The studies found the nations that would gain free trade status under CAFTA have poor working environments ... and fail to protect workers' rights. The administration dismissed those conclusions as inaccurate and biased.
There also was concern from some quarters this week about secrecy down on the farm. In a letter to USDA Secretary Mike Johanns, Connecticut Democrat Rosa DeLauro claims there's mounting evidence that cattle at high risk of Mad Cow disease are being disposed of on farms and ranches, rather than being tested.
USDA records show a 20 percent drop last year in the number of reports of "downer" cattle -- animals unable to walk and considered to be at risk of having Mad Cow disease. USDA has tested nearly 400,000 cattle in the past year and says it's getting excellent cooperation throughout the beef industry.
But it's worth noting that the latest investigation of Mad Cow disease in the U.S. started with a downer cow.
According to USDA, the cow probably contracted the disease by consuming feed containing animal byproducts before a 1997 ban on the use of such byproducts went into effect.
Agriculture Department officials said they traced the cow to a Texas herd through DNA analysis. USDA said the source herd has been quarantined, but would not identify the animal's owner or say how many cattle were in the herd.
The case marks the first time the disease has been found in a U.S.- born cow. America's only other confirmed case, discovered in Washington state late in 2003, was in a dairy cow imported from Canada.
USDA officials continue to reassure consumers of the safety of the U.S. beef supply, stressing that the cow that tested positive did NOT enter the human food chain. Additionally, USDA says the fact that the animal was selected for additional testing confirms the government's safeguards are effective.
Nevertheless, USDA says in the future it will require more sophisticated tests on suspect animals.

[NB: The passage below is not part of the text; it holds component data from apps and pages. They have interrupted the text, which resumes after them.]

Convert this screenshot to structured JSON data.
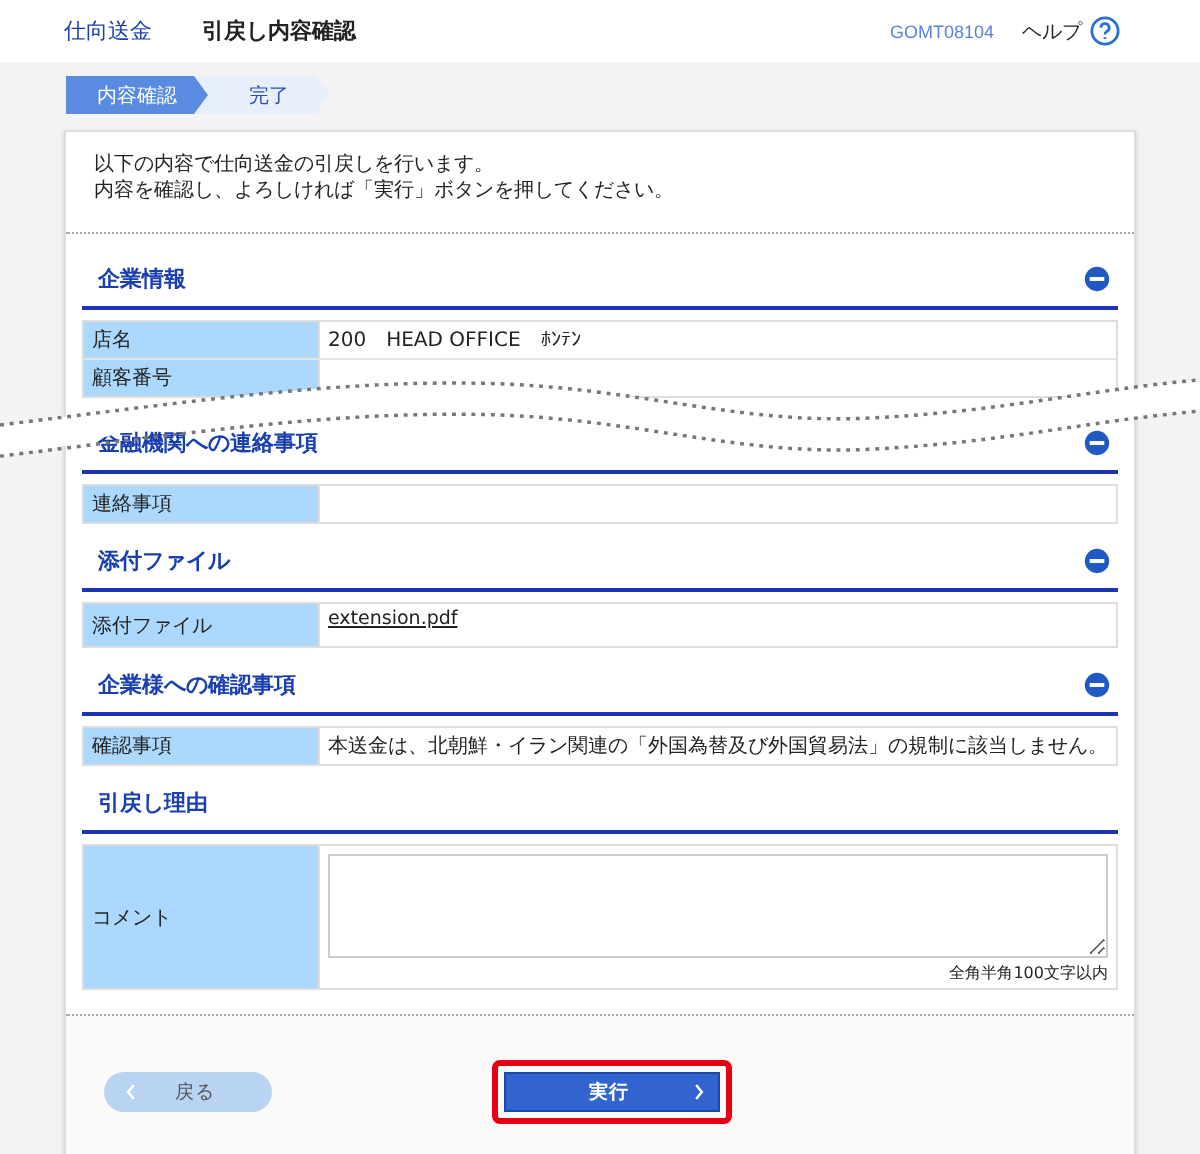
{
  "header": {
    "service": "仕向送金",
    "title": "引戻し内容確認",
    "screen_id": "GOMT08104",
    "help": "ヘルプ"
  },
  "steps": [
    {
      "label": "内容確認",
      "selected": true
    },
    {
      "label": "完了",
      "selected": false
    }
  ],
  "intro": [
    "以下の内容で仕向送金の引戻しを行います。",
    "内容を確認し、よろしければ「実行」ボタンを押してください。"
  ],
  "sections": [
    {
      "kind": "section",
      "title": "企業情報",
      "collapsible": true,
      "rows": [
        {
          "label": "店名",
          "value": "200　HEAD OFFICE　ﾎﾝﾃﾝ"
        },
        {
          "label": "顧客番号"
        }
      ]
    },
    {
      "kind": "cut"
    },
    {
      "kind": "section",
      "title": "金融機関への連絡事項",
      "collapsible": true,
      "rows": [
        {
          "label": "連絡事項"
        }
      ]
    },
    {
      "kind": "section",
      "title": "添付ファイル",
      "collapsible": true,
      "rows": [
        {
          "label": "添付ファイル",
          "value": "extension.pdf",
          "link": true,
          "tall": true
        }
      ]
    },
    {
      "kind": "section",
      "title": "企業様への確認事項",
      "collapsible": true,
      "rows": [
        {
          "label": "確認事項",
          "value": "本送金は、北朝鮮・イラン関連の「外国為替及び外国貿易法」の規制に該当しません。"
        }
      ]
    },
    {
      "kind": "section",
      "title": "引戻し理由",
      "collapsible": false,
      "rows": [
        {
          "label": "コメント",
          "field": true,
          "note": "全角半角100文字以内"
        }
      ]
    }
  ],
  "buttons": [
    {
      "kind": "back",
      "label": "戻る",
      "disabled": true,
      "highlighted": false
    },
    {
      "kind": "next",
      "label": "実行",
      "disabled": false,
      "highlighted": true
    }
  ]
}
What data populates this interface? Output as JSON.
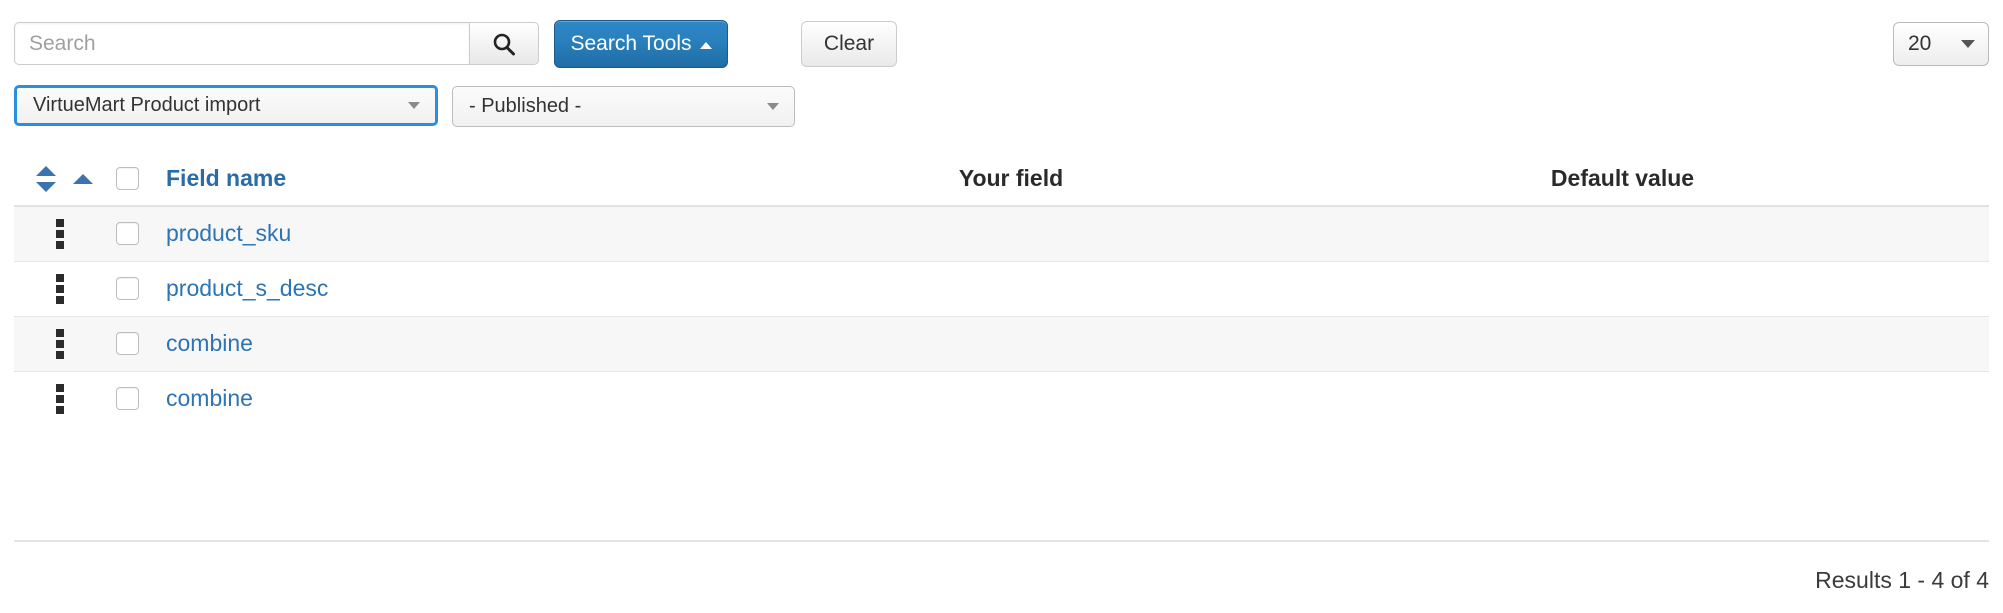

For the most part, cattle markets were not caught off-guard by the news of the latest U.S. case of mad cow disease. Live cattle futures traded .70 cents per pound higher on Monday -- the first day of trading after USDA's announcement of the discovery late last Friday. The friendly reaction prompted some analysts to suggest the markets already had factored in the possibility of a confirmed case of the disease.
But in Texas, the home to the animal in question, the cash market was down about $4.00 on Monday and continued to decline for the rest of the week.
Texas produces nearly 14 million head annually, making it the nation's top cattle state. According to the State Department of Agriculture, the cattle industry had a total economic impact of $14 billion in the "Lone Star" state last year.